Rape, Crying Wolf, and the Criminal Justice System

One of Helen Smith’s readers started a fur ball over the issue of rape accusations in colleges, claiming that male students are fleeing colleges is “because they are less likely to get away with rape” there.

That’s uncorroborated rhetoric. The reader supports a legal standard of preponderance of the evidence. In criminal court, the standard is much higher: innocent until proven guilty beyond a reasonable doubt. The Duke lacrosse case is an example, where the accuser got sympathetic press early on, Duke condemned the students, and then the case fell apart.

There’s also a teachable moment here.

According to the Bureau of Justice Statistics research, between 1994 and 2008 about 37% of all rapes were reported to police.

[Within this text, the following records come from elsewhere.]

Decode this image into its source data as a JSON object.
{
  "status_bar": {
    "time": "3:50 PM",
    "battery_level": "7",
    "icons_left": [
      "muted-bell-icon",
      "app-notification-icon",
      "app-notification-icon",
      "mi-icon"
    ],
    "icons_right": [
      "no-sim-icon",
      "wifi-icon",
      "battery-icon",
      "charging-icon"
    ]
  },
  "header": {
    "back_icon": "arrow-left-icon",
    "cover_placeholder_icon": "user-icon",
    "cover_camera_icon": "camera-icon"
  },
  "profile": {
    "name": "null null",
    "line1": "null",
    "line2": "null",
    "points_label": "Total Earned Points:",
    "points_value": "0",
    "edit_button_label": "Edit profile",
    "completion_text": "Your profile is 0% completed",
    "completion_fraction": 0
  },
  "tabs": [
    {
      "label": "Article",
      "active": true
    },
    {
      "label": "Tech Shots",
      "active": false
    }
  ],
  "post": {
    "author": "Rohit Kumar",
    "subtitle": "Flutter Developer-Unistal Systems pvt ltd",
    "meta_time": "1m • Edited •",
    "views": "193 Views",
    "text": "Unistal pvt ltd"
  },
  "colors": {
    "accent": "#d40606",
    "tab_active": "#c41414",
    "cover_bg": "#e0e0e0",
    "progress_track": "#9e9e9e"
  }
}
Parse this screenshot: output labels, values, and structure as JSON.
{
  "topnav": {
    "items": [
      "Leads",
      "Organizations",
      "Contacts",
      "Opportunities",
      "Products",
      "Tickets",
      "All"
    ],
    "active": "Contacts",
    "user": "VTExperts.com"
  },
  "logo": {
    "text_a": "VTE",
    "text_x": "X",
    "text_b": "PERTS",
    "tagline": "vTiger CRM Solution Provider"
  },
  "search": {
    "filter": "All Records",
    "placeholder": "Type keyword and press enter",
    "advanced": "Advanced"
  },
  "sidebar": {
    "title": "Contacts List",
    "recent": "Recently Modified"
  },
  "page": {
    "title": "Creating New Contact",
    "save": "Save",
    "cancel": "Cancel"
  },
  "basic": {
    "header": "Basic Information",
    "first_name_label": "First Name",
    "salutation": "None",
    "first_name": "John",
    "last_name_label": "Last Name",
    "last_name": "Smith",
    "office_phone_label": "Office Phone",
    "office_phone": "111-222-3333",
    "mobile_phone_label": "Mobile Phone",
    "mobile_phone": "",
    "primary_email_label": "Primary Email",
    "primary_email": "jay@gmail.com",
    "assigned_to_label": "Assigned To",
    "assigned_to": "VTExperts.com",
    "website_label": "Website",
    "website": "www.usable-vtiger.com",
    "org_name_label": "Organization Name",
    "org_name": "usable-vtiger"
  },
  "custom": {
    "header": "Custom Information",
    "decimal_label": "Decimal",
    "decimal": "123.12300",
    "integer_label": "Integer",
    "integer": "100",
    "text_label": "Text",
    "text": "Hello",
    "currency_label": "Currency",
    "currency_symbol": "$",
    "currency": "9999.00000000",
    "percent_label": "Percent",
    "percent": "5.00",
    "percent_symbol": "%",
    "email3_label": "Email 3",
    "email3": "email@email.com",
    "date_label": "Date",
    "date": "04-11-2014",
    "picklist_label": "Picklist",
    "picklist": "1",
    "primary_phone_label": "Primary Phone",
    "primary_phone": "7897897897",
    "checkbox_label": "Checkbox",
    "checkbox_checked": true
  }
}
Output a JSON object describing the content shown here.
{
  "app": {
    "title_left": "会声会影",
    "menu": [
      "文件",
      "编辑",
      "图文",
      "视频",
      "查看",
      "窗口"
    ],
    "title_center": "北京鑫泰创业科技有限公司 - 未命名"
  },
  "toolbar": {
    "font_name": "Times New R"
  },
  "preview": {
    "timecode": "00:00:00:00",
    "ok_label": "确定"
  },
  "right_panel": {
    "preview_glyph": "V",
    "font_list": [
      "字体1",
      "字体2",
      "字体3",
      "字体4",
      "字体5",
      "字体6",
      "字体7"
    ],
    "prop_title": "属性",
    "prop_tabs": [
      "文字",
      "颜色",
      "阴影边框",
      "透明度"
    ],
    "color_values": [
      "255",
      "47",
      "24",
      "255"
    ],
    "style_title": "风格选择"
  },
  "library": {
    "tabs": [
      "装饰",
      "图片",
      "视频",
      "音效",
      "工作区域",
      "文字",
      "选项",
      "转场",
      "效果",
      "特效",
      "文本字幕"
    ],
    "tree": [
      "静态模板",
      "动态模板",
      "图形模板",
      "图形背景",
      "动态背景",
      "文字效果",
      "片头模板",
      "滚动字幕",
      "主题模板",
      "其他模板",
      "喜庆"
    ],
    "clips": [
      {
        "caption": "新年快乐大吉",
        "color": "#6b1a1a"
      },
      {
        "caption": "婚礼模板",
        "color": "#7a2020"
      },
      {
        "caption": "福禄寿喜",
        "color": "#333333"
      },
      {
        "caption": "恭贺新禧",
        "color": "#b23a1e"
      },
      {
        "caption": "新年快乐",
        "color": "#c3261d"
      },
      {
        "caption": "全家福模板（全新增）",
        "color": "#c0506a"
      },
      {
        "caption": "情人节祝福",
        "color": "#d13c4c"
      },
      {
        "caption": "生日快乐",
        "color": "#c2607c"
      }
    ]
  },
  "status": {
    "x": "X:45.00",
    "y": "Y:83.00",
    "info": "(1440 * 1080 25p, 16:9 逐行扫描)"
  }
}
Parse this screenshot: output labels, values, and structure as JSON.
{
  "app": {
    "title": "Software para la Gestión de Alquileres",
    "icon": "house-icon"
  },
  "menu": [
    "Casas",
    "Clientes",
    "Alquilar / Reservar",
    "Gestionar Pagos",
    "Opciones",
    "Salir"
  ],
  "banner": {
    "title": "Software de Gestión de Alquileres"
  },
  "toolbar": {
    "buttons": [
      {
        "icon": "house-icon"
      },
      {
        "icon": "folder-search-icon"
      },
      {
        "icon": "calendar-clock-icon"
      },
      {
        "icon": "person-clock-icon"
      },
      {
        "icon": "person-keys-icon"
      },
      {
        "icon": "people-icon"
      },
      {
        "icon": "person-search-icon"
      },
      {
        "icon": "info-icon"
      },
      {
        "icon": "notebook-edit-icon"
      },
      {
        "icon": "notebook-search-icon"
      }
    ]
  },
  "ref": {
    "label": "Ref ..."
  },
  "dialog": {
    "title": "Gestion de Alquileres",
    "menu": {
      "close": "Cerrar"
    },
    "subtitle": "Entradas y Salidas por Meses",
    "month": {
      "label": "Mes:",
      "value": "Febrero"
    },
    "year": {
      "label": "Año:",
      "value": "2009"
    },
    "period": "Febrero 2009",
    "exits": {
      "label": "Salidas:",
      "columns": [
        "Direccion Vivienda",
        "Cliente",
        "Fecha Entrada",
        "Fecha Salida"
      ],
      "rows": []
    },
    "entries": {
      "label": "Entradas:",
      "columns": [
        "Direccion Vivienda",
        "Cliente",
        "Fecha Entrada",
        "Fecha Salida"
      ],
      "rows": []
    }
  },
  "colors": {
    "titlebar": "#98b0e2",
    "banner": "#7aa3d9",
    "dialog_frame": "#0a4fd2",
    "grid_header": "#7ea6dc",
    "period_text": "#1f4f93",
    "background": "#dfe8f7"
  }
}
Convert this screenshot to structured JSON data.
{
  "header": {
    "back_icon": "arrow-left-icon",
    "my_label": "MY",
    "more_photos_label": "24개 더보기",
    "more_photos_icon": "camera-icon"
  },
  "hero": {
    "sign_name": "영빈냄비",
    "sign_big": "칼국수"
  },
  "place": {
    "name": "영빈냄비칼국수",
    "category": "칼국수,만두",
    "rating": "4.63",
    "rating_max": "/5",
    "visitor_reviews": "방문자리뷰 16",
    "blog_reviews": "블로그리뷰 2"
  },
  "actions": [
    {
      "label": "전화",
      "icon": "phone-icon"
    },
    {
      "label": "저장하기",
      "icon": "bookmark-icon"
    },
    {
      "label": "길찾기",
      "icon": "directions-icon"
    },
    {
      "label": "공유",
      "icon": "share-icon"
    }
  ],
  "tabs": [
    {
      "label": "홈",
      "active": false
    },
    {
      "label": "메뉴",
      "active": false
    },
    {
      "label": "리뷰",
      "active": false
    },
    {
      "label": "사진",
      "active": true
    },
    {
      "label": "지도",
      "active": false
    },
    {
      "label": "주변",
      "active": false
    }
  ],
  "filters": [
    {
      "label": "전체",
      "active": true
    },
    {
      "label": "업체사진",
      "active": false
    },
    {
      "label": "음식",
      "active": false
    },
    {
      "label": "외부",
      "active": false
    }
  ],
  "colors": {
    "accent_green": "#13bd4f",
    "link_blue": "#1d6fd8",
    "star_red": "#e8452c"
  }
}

When a crime’s reported, the police must clear it by arresting a suspect. Then the prosecutor decides if there's enough evidence to proceed. Then they must prove beyond a reasonable doubt the crime was committed. Then the judge decides if they're going to incarcerate.

Bottom line: For every 1,000 rapes committed, 63 prison sentences are handed out for all cases prosecuted in federal district courts, though the incarceration rate trended up during this time period. (State court systems averaged about 43 incarcerations per 1,000 rapes.)

For criminals, this means they have about a 6% chance of spending time in prison per incident, where they’ll spend about 4 years inside.

For women, this means train yourself in self-defense and firearms. The government doesn’t exist to protect you.